··· DATA TO USE

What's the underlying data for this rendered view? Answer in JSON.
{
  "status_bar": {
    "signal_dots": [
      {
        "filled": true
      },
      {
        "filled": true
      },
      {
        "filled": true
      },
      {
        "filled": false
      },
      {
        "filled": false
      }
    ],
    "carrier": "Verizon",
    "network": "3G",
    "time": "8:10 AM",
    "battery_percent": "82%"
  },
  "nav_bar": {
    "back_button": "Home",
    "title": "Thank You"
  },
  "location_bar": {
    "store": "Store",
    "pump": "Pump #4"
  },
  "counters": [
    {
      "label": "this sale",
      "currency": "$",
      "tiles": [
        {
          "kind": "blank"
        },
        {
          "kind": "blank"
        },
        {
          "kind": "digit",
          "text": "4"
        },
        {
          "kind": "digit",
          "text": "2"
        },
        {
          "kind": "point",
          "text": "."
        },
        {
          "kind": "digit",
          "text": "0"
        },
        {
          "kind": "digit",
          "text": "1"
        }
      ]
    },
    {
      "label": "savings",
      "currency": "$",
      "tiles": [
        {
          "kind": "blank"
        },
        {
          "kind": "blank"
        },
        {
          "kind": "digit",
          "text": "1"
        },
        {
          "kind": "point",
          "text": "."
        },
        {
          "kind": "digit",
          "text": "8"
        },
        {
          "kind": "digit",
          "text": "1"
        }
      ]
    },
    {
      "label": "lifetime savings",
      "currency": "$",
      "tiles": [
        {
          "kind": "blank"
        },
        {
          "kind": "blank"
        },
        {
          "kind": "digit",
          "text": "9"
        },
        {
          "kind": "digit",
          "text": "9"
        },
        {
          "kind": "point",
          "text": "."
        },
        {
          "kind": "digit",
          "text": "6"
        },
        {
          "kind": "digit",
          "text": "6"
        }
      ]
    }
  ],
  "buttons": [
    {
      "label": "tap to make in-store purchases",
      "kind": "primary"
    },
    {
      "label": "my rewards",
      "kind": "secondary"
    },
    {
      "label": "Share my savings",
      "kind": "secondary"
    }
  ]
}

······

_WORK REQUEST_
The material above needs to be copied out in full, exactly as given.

_ANSWER SECTION_
What's the underlying data for this rendered view? Answer in JSON.
{
  "status_bar": {
    "signal_dots": [
      {
        "filled": true
      },
      {
        "filled": true
      },
      {
        "filled": true
      },
      {
        "filled": false
      },
      {
        "filled": false
      }
    ],
    "carrier": "Verizon",
    "network": "3G",
    "time": "8:10 AM",
    "battery_percent": "82%"
  },
  "nav_bar": {
    "back_button": "Home",
    "title": "Thank You"
  },
  "location_bar": {
    "store": "Store",
    "pump": "Pump #4"
  },
  "counters": [
    {
      "label": "this sale",
      "currency": "$",
      "tiles": [
        {
          "kind": "blank"
        },
        {
          "kind": "blank"
        },
        {
          "kind": "digit",
          "text": "4"
        },
        {
          "kind": "digit",
          "text": "2"
        },
        {
          "kind": "point",
          "text": "."
        },
        {
          "kind": "digit",
          "text": "0"
        },
        {
          "kind": "digit",
          "text": "1"
        }
      ]
    },
    {
      "label": "savings",
      "currency": "$",
      "tiles": [
        {
          "kind": "blank"
        },
        {
          "kind": "blank"
        },
        {
          "kind": "digit",
          "text": "1"
        },
        {
          "kind": "point",
          "text": "."
        },
        {
          "kind": "digit",
          "text": "8"
        },
        {
          "kind": "digit",
          "text": "1"
        }
      ]
    },
    {
      "label": "lifetime savings",
      "currency": "$",
      "tiles": [
        {
          "kind": "blank"
        },
        {
          "kind": "blank"
        },
        {
          "kind": "digit",
          "text": "9"
        },
        {
          "kind": "digit",
          "text": "9"
        },
        {
          "kind": "point",
          "text": "."
        },
        {
          "kind": "digit",
          "text": "6"
        },
        {
          "kind": "digit",
          "text": "6"
        }
      ]
    }
  ],
  "buttons": [
    {
      "label": "tap to make in-store purchases",
      "kind": "primary"
    },
    {
      "label": "my rewards",
      "kind": "secondary"
    },
    {
      "label": "Share my savings",
      "kind": "secondary"
    }
  ]
}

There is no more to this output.